Could you return every line of the records below that contains the word "JSON"?
● ● ● ● ●
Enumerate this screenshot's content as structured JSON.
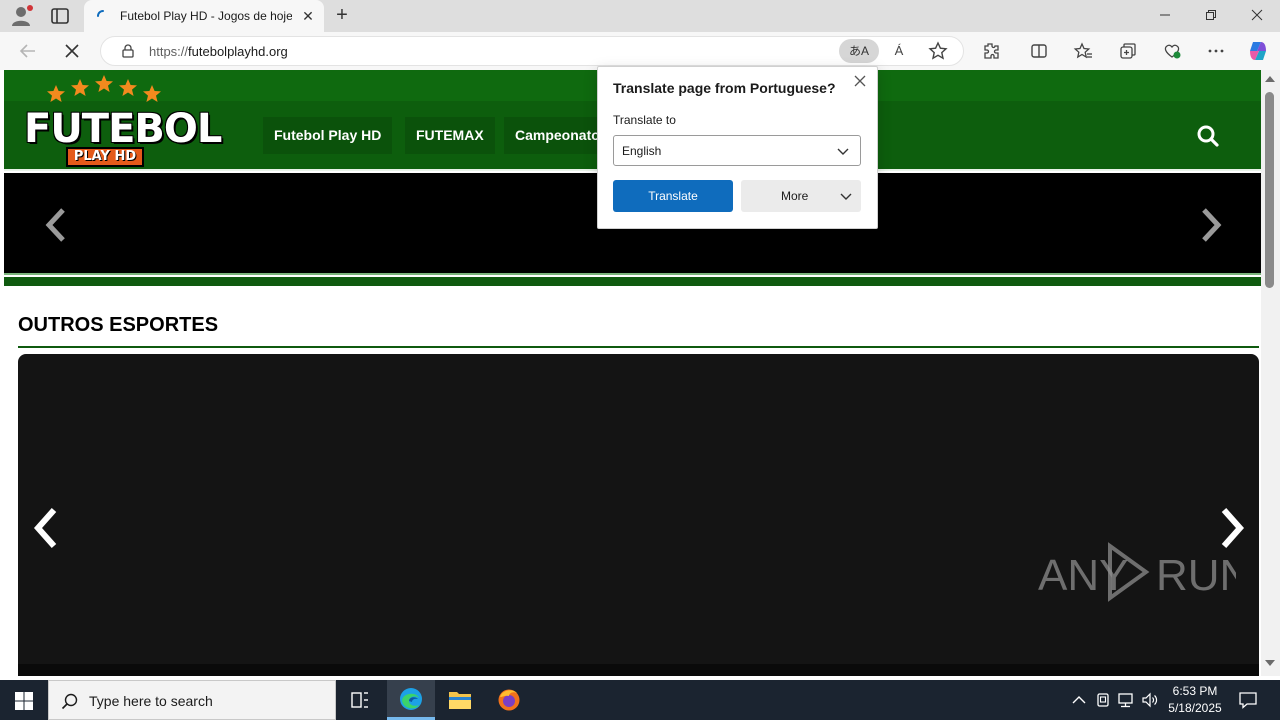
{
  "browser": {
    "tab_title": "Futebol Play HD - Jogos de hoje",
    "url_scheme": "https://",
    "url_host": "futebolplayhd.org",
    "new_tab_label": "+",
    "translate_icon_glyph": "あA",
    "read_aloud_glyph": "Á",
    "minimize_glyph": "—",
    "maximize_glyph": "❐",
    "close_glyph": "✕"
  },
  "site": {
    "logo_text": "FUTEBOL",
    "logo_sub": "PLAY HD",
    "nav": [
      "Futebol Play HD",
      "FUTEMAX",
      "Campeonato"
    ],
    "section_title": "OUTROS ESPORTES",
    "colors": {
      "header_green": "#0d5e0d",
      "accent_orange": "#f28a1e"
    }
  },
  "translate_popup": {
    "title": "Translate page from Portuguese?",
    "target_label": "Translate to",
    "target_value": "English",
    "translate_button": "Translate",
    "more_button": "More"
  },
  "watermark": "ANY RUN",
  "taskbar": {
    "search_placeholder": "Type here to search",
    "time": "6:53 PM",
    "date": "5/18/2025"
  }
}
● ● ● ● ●
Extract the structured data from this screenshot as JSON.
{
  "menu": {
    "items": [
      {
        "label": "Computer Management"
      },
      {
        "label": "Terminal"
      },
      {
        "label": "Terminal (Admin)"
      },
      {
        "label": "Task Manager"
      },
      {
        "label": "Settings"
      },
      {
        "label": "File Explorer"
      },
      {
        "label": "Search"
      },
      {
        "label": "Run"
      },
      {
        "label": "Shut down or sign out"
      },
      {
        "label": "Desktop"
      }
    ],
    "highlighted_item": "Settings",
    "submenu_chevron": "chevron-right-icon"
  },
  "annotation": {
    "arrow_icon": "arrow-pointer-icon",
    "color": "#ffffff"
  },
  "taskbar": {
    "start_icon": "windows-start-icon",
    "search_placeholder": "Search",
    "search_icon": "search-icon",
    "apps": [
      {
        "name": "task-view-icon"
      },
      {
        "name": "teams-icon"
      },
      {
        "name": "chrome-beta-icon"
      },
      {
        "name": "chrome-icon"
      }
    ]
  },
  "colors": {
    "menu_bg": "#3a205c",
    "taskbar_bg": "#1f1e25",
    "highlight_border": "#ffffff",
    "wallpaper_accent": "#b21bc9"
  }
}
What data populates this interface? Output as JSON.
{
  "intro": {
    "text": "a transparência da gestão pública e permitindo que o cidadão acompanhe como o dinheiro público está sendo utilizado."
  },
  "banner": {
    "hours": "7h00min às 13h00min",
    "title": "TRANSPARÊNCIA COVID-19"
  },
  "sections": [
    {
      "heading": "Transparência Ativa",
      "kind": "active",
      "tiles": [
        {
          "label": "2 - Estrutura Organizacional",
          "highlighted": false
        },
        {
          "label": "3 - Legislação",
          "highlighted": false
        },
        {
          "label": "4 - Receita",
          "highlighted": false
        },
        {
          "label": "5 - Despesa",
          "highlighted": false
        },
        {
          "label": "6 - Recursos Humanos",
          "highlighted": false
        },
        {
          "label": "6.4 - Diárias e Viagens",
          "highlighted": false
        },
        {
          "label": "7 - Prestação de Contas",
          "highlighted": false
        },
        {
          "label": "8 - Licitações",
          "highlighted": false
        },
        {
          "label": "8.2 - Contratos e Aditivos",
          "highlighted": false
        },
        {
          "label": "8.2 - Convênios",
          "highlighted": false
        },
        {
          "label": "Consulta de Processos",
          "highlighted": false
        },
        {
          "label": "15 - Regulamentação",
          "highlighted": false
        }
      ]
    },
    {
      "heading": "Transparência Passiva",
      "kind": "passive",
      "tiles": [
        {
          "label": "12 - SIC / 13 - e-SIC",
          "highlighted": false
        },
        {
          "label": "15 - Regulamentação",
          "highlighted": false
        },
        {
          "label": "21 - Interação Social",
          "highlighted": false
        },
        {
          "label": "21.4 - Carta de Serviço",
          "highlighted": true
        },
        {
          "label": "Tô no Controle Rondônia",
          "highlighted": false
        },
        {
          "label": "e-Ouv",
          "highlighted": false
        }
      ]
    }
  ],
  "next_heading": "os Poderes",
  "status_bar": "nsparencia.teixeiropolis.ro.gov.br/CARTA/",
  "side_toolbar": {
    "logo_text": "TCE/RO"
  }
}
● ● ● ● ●
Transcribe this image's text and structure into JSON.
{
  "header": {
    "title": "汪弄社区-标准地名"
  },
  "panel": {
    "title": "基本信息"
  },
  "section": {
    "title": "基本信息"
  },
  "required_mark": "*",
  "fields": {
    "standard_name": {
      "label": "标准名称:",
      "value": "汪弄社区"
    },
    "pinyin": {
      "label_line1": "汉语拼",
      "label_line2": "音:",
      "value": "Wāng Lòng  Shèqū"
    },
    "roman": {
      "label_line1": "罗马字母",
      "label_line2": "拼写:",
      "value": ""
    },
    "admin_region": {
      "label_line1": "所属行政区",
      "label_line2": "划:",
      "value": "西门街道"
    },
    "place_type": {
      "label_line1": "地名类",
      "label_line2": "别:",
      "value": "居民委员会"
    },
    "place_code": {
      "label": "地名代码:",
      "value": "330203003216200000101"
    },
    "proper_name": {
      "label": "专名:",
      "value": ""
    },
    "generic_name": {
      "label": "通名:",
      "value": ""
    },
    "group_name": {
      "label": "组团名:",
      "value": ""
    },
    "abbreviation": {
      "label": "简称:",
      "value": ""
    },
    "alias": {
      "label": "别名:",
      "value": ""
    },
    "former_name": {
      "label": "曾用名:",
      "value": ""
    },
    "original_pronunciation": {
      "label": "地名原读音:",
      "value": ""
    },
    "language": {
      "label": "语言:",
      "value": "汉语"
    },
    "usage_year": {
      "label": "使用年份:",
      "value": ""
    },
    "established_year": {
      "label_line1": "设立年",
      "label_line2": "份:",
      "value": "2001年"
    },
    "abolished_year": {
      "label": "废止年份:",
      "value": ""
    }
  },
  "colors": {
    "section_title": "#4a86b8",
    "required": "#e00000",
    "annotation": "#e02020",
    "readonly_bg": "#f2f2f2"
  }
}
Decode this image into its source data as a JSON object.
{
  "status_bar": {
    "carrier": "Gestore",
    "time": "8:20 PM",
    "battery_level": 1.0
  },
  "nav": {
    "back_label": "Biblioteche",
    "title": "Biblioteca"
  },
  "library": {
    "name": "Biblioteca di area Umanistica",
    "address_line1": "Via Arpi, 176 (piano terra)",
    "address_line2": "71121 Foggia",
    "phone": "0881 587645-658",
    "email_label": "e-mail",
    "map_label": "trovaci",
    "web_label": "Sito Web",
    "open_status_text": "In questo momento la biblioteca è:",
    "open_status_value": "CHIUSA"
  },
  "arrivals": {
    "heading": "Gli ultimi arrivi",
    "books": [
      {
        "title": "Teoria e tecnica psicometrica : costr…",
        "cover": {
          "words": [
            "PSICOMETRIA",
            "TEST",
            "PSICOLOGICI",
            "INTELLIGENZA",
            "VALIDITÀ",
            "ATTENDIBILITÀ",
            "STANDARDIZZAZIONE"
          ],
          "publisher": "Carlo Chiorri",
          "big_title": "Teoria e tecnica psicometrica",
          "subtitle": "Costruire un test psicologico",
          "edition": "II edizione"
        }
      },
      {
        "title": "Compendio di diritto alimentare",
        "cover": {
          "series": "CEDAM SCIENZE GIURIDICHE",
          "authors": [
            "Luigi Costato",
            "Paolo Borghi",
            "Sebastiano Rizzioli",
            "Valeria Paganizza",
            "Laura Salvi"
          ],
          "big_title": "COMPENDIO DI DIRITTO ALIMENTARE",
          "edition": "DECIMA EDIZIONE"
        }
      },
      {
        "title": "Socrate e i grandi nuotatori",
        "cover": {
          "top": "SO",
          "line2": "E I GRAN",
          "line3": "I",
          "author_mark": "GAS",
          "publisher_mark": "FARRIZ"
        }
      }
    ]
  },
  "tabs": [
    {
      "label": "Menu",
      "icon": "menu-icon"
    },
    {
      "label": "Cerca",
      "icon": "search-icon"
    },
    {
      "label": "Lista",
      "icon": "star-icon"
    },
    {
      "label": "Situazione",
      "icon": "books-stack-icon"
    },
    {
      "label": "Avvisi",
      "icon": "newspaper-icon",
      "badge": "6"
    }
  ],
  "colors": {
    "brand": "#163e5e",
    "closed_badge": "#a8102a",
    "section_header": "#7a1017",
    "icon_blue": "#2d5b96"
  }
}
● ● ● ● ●
__Solution to the problem__:
Enumerate this screenshot's content as structured JSON.
Extract the structured data from this screenshot as JSON.
What data populates this interface? Output as JSON.
Transcribe this image's text and structure into JSON.
Decode this image into its source data as a JSON object.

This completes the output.